I have not broken your heart- you have broken it- and in breaking it, you have broken mine” (Bronte). This perfectly sums up a vicious cycle created in this novel. These characters are putting themselves I situations that will cause them to suffer, and as a result of their suffering, they inflict the same sensation on others. A perfect example being Heathcliff’s treatment of Hareton and Cathy, who, despite the abuse, are the few characters that are able to break out of this cycle. Similar situations can be found in Grendel.
The intense conflicts which are characteristics of its artistic structure are create in the terms of social conflicts. The roots and causes of these conflicts are in the pressures of the society with which the novel was published. Wuthering Heights was published two times in 1837 and 1848, times of great change due to the Industrial Revolution. Thus, it reflects in some way the class struggle. Heathcliff did create a classless society, he made everyone his servants.

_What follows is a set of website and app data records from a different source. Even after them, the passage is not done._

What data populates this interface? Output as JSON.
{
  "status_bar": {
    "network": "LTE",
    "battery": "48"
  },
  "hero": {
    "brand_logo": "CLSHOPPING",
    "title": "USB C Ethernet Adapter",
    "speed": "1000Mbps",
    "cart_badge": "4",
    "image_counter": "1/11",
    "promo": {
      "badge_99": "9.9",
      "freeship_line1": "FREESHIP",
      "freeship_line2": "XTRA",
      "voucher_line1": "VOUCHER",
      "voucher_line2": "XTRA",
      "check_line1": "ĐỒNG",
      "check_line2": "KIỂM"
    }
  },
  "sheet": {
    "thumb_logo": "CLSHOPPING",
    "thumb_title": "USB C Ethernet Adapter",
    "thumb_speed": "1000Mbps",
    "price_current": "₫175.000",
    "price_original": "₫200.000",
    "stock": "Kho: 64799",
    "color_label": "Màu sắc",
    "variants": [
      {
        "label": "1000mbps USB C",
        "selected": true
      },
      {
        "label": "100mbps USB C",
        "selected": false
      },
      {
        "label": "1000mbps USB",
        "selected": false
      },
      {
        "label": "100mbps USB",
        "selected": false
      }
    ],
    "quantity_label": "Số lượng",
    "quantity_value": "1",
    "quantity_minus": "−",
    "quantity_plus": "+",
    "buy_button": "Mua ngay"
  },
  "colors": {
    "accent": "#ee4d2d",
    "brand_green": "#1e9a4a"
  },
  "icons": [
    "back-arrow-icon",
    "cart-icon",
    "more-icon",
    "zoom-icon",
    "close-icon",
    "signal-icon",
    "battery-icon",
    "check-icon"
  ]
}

Emily Bronte had created a cycle for us. She was not interested in trying to rebuild the shattered teacup, but rather start over again. We watched as the new generation tried to improve upon the mistakes of their predecessors and create a better world. Edgars daughter Cathy was every bit as fiery and ferocious as her mother, but she had patience, and a kindness in her heart that Catherine never truly captured. Writing an internal monologue to better understand negatively portrayed characters like Heathcliff, Edgar, Catherine, and Isabella, is so important because we are aware that as we go out into the world, we will no doubt encounter people like this.

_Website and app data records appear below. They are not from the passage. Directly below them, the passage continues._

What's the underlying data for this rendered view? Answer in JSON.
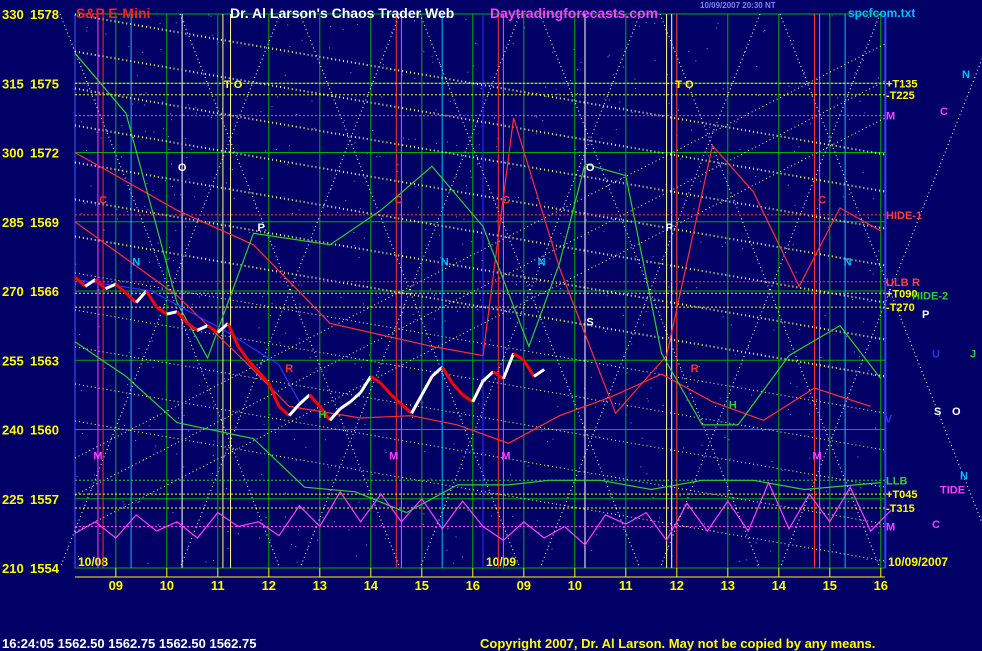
{
  "header": {
    "symbol": "S&P E-Mini",
    "title": "Dr. Al Larson's Chaos Trader Web",
    "site": "Daytradingforecasts.com",
    "timestamp": "10/09/2007 20:30 NT",
    "file": "spcfcom.txt"
  },
  "footer": {
    "quote": "16:24:05  1562.50  1562.75  1562.50  1562.75",
    "copyright": "Copyright 2007, Dr. Al Larson. May not be copied by any means."
  },
  "colors": {
    "background": "#000066",
    "price_up": "#ffffff",
    "price_down": "#ff0000",
    "grid": "#00c000",
    "flux_lines": "#ffff80",
    "cycle_red": "#ff3030",
    "cycle_green": "#30d030",
    "cycle_magenta": "#ff40ff",
    "cycle_blue": "#3030ff"
  },
  "chart_data": {
    "type": "line",
    "title": "S&P E-Mini",
    "ylim": [
      1554,
      1578
    ],
    "y_left_ticks": [
      "210",
      "225",
      "240",
      "255",
      "270",
      "285",
      "300",
      "315",
      "330"
    ],
    "y_right_ticks": [
      "1554",
      "1557",
      "1560",
      "1563",
      "1566",
      "1569",
      "1572",
      "1575",
      "1578"
    ],
    "x_ticks": [
      "09",
      "10",
      "11",
      "12",
      "13",
      "14",
      "15",
      "16",
      "09",
      "10",
      "11",
      "12",
      "13",
      "14",
      "15",
      "16"
    ],
    "x_range_hours": [
      8.2,
      16.2
    ],
    "session_labels": [
      "10/08",
      "10/09",
      "10/09/2007"
    ],
    "price_series": {
      "name": "price",
      "points": [
        [
          0,
          1566.6
        ],
        [
          0.2,
          1566.2
        ],
        [
          0.4,
          1566.5
        ],
        [
          0.6,
          1566.1
        ],
        [
          0.8,
          1566.3
        ],
        [
          1.0,
          1565.9
        ],
        [
          1.2,
          1565.5
        ],
        [
          1.4,
          1566.0
        ],
        [
          1.6,
          1565.3
        ],
        [
          1.8,
          1565.0
        ],
        [
          2.0,
          1565.1
        ],
        [
          2.2,
          1564.6
        ],
        [
          2.4,
          1564.3
        ],
        [
          2.6,
          1564.5
        ],
        [
          2.8,
          1564.2
        ],
        [
          3.0,
          1564.6
        ],
        [
          3.2,
          1563.6
        ],
        [
          3.4,
          1563.0
        ],
        [
          3.6,
          1562.5
        ],
        [
          3.8,
          1562.0
        ],
        [
          4.0,
          1561.0
        ],
        [
          4.2,
          1560.6
        ],
        [
          4.4,
          1561.1
        ],
        [
          4.6,
          1561.5
        ],
        [
          4.8,
          1561.0
        ],
        [
          5.0,
          1560.4
        ],
        [
          5.2,
          1560.9
        ],
        [
          5.4,
          1561.2
        ],
        [
          5.6,
          1561.6
        ],
        [
          5.8,
          1562.3
        ],
        [
          6.0,
          1562.0
        ],
        [
          6.2,
          1561.5
        ],
        [
          6.4,
          1561.1
        ],
        [
          6.6,
          1560.7
        ],
        [
          6.8,
          1561.5
        ],
        [
          7.0,
          1562.3
        ],
        [
          7.2,
          1562.7
        ],
        [
          7.4,
          1562.0
        ],
        [
          7.6,
          1561.5
        ],
        [
          7.8,
          1561.2
        ],
        [
          8.0,
          1562.1
        ],
        [
          8.2,
          1562.5
        ],
        [
          8.4,
          1562.2
        ],
        [
          8.6,
          1563.3
        ],
        [
          8.8,
          1563.0
        ],
        [
          9.0,
          1562.3
        ],
        [
          9.2,
          1562.6
        ]
      ]
    },
    "series": [
      {
        "name": "C",
        "color": "#ff3030",
        "points": [
          [
            0,
            1572.0
          ],
          [
            2,
            1569.5
          ],
          [
            3.5,
            1568.0
          ],
          [
            5,
            1564.6
          ],
          [
            7,
            1563.6
          ],
          [
            8,
            1563.2
          ],
          [
            8.6,
            1573.5
          ],
          [
            9.5,
            1567.0
          ],
          [
            10.6,
            1560.7
          ],
          [
            11.6,
            1563.2
          ],
          [
            12.5,
            1572.3
          ],
          [
            13.3,
            1570.3
          ],
          [
            14.2,
            1566.2
          ],
          [
            15,
            1569.6
          ],
          [
            15.8,
            1568.6
          ]
        ]
      },
      {
        "name": "C2",
        "color": "#ff3030",
        "points": [
          [
            0,
            1569.0
          ],
          [
            2,
            1565.8
          ],
          [
            3.4,
            1562.8
          ],
          [
            4.2,
            1561.0
          ],
          [
            5.6,
            1560.5
          ],
          [
            6.6,
            1560.6
          ],
          [
            7.5,
            1560.2
          ],
          [
            8.5,
            1559.4
          ],
          [
            9.5,
            1560.6
          ],
          [
            10.5,
            1561.4
          ],
          [
            11.5,
            1562.4
          ],
          [
            12.5,
            1561.2
          ],
          [
            13.5,
            1560.4
          ],
          [
            14.5,
            1561.8
          ],
          [
            15.6,
            1561.0
          ]
        ]
      },
      {
        "name": "H",
        "color": "#30d030",
        "points": [
          [
            0,
            1576.3
          ],
          [
            1,
            1573.7
          ],
          [
            2,
            1565.5
          ],
          [
            2.6,
            1563.1
          ],
          [
            3.5,
            1568.5
          ],
          [
            5,
            1568.0
          ],
          [
            6,
            1569.5
          ],
          [
            7,
            1571.4
          ],
          [
            8,
            1568.8
          ],
          [
            8.9,
            1563.6
          ],
          [
            9.5,
            1567.2
          ],
          [
            10,
            1571.5
          ],
          [
            10.8,
            1571.0
          ],
          [
            11.5,
            1563.3
          ],
          [
            12.3,
            1560.2
          ],
          [
            13,
            1560.2
          ],
          [
            14,
            1563.2
          ],
          [
            15,
            1564.5
          ],
          [
            15.8,
            1562.2
          ]
        ]
      },
      {
        "name": "H2",
        "color": "#30d030",
        "points": [
          [
            0,
            1563.8
          ],
          [
            1,
            1562.3
          ],
          [
            2,
            1560.3
          ],
          [
            3.5,
            1559.6
          ],
          [
            4.5,
            1557.5
          ],
          [
            5.5,
            1557.3
          ],
          [
            6.5,
            1556.4
          ],
          [
            7.5,
            1557.6
          ],
          [
            8.5,
            1557.6
          ],
          [
            9.3,
            1557.8
          ],
          [
            10.3,
            1557.8
          ],
          [
            11.3,
            1557.4
          ],
          [
            12.3,
            1557.8
          ],
          [
            13.3,
            1557.8
          ],
          [
            14.3,
            1557.4
          ],
          [
            15.8,
            1557.7
          ]
        ]
      },
      {
        "name": "blue",
        "color": "#3030ff",
        "points": [
          [
            0,
            1566.5
          ],
          [
            1.5,
            1566.0
          ],
          [
            3,
            1564.2
          ],
          [
            4,
            1562.8
          ],
          [
            4.4,
            1561.2
          ]
        ]
      },
      {
        "name": "M",
        "color": "#ff40ff",
        "points": [
          [
            0,
            1555.5
          ],
          [
            0.4,
            1556.0
          ],
          [
            0.8,
            1555.3
          ],
          [
            1.2,
            1556.3
          ],
          [
            1.6,
            1555.6
          ],
          [
            2.0,
            1556.0
          ],
          [
            2.4,
            1555.3
          ],
          [
            2.8,
            1556.4
          ],
          [
            3.2,
            1555.8
          ],
          [
            3.6,
            1556.0
          ],
          [
            4.0,
            1555.4
          ],
          [
            4.4,
            1556.7
          ],
          [
            4.8,
            1555.8
          ],
          [
            5.2,
            1557.3
          ],
          [
            5.6,
            1556.0
          ],
          [
            6.0,
            1557.2
          ],
          [
            6.4,
            1556.0
          ],
          [
            6.8,
            1557.0
          ],
          [
            7.2,
            1555.7
          ],
          [
            7.6,
            1556.9
          ],
          [
            8.0,
            1555.8
          ],
          [
            8.4,
            1555.2
          ],
          [
            8.8,
            1556.0
          ],
          [
            9.2,
            1555.3
          ],
          [
            9.6,
            1555.8
          ],
          [
            10.0,
            1555.0
          ],
          [
            10.4,
            1556.3
          ],
          [
            10.8,
            1555.9
          ],
          [
            11.2,
            1556.4
          ],
          [
            11.6,
            1555.2
          ],
          [
            12.0,
            1556.8
          ],
          [
            12.4,
            1555.6
          ],
          [
            12.8,
            1556.9
          ],
          [
            13.2,
            1555.6
          ],
          [
            13.6,
            1557.7
          ],
          [
            14.0,
            1555.7
          ],
          [
            14.4,
            1557.2
          ],
          [
            14.8,
            1556.0
          ],
          [
            15.2,
            1557.5
          ],
          [
            15.6,
            1555.6
          ],
          [
            16.0,
            1556.5
          ]
        ]
      }
    ],
    "levels": [
      {
        "label": "+T135",
        "value": 1575.0,
        "color": "#ffff00"
      },
      {
        "label": "-T225",
        "value": 1574.5,
        "color": "#ffff00"
      },
      {
        "label": "M",
        "value": 1573.6,
        "color": "#ff40ff"
      },
      {
        "label": "HIDE-1",
        "value": 1569.3,
        "color": "#ff4040"
      },
      {
        "label": "ULB",
        "value": 1566.4,
        "color": "#ff4040"
      },
      {
        "label": "+T090",
        "value": 1565.9,
        "color": "#ffff00"
      },
      {
        "label": "-T270",
        "value": 1565.3,
        "color": "#ffff00"
      },
      {
        "label": "LLB",
        "value": 1557.8,
        "color": "#30d030"
      },
      {
        "label": "+T045",
        "value": 1557.2,
        "color": "#ffff00"
      },
      {
        "label": "-T315",
        "value": 1556.6,
        "color": "#ffff00"
      },
      {
        "label": "M",
        "value": 1555.8,
        "color": "#ff40ff"
      }
    ],
    "edge_labels": [
      {
        "text": "HIDE-2",
        "value": 1565.8,
        "color": "#30d030"
      },
      {
        "text": "R",
        "value": 1566.4,
        "color": "#ff4040"
      },
      {
        "text": "TIDE",
        "value": 1557.4,
        "color": "#ff40ff"
      },
      {
        "text": "N",
        "value": 1575.4,
        "color": "#00c0ff"
      },
      {
        "text": "C",
        "value": 1573.8,
        "color": "#ff40ff"
      },
      {
        "text": "P",
        "value": 1565.0,
        "color": "#ffffff"
      },
      {
        "text": "J",
        "value": 1563.3,
        "color": "#30d030"
      },
      {
        "text": "U",
        "value": 1563.3,
        "color": "#3030ff"
      },
      {
        "text": "O",
        "value": 1560.8,
        "color": "#ffffff"
      },
      {
        "text": "S",
        "value": 1560.8,
        "color": "#ffffff"
      },
      {
        "text": "N",
        "value": 1558.0,
        "color": "#00c0ff"
      },
      {
        "text": "C",
        "value": 1555.9,
        "color": "#ff40ff"
      }
    ],
    "markers": [
      {
        "text": "C",
        "x": 0.55,
        "y": 1569.8,
        "color": "#ff3030"
      },
      {
        "text": "N",
        "x": 1.2,
        "y": 1567.1,
        "color": "#00c0ff"
      },
      {
        "text": "O",
        "x": 2.1,
        "y": 1571.2,
        "color": "#ffffff"
      },
      {
        "text": "T O",
        "x": 3.1,
        "y": 1574.8,
        "color": "#ffff00"
      },
      {
        "text": "P",
        "x": 3.65,
        "y": 1568.6,
        "color": "#ffffff"
      },
      {
        "text": "M",
        "x": 0.45,
        "y": 1558.7,
        "color": "#ff40ff"
      },
      {
        "text": "R",
        "x": 4.2,
        "y": 1562.5,
        "color": "#ff3030"
      },
      {
        "text": "H",
        "x": 4.85,
        "y": 1560.5,
        "color": "#30d030"
      },
      {
        "text": "C",
        "x": 6.35,
        "y": 1569.8,
        "color": "#ff3030"
      },
      {
        "text": "N",
        "x": 7.25,
        "y": 1567.1,
        "color": "#00c0ff"
      },
      {
        "text": "M",
        "x": 6.25,
        "y": 1558.7,
        "color": "#ff40ff"
      },
      {
        "text": "C",
        "x": 8.45,
        "y": 1569.8,
        "color": "#ff3030"
      },
      {
        "text": "N",
        "x": 9.15,
        "y": 1567.1,
        "color": "#00c0ff"
      },
      {
        "text": "O",
        "x": 10.1,
        "y": 1571.2,
        "color": "#ffffff"
      },
      {
        "text": "S",
        "x": 10.1,
        "y": 1564.5,
        "color": "#ffffff"
      },
      {
        "text": "T O",
        "x": 11.95,
        "y": 1574.8,
        "color": "#ffff00"
      },
      {
        "text": "P",
        "x": 11.65,
        "y": 1568.6,
        "color": "#ffffff"
      },
      {
        "text": "M",
        "x": 8.45,
        "y": 1558.7,
        "color": "#ff40ff"
      },
      {
        "text": "R",
        "x": 12.15,
        "y": 1562.5,
        "color": "#ff3030"
      },
      {
        "text": "H",
        "x": 12.9,
        "y": 1560.9,
        "color": "#30d030"
      },
      {
        "text": "C",
        "x": 14.65,
        "y": 1569.8,
        "color": "#ff3030"
      },
      {
        "text": "N",
        "x": 15.15,
        "y": 1567.1,
        "color": "#00c0ff"
      },
      {
        "text": "M",
        "x": 14.55,
        "y": 1558.7,
        "color": "#ff40ff"
      },
      {
        "text": "V",
        "x": 15.95,
        "y": 1560.3,
        "color": "#3030ff"
      }
    ],
    "grid": true
  }
}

In Charlotte Bronte’s novel “Jane Eyre” Edward Fairfax Rochester plays a contributing role in Janes development and growth as a character and human being in the Victorian time period. Not only does he play a large role in her independency, but in her emotional and spiritual growth as well. She grows around him whether she likes it or not. Due to Edwards manipulative and seductive nature, jane has to grow and develop in a way that has her frequently questioning her own ideals, whether that be spiritually or morally, and strengthening her independence by constantly refusing her feelings for him and adapting to punishing situations. Edward also opens Janes eyes to a world that is bigger than she realized due to his company at the house, wealth, and opportunities at the favorable Thornfeild manor at which she was employed by him.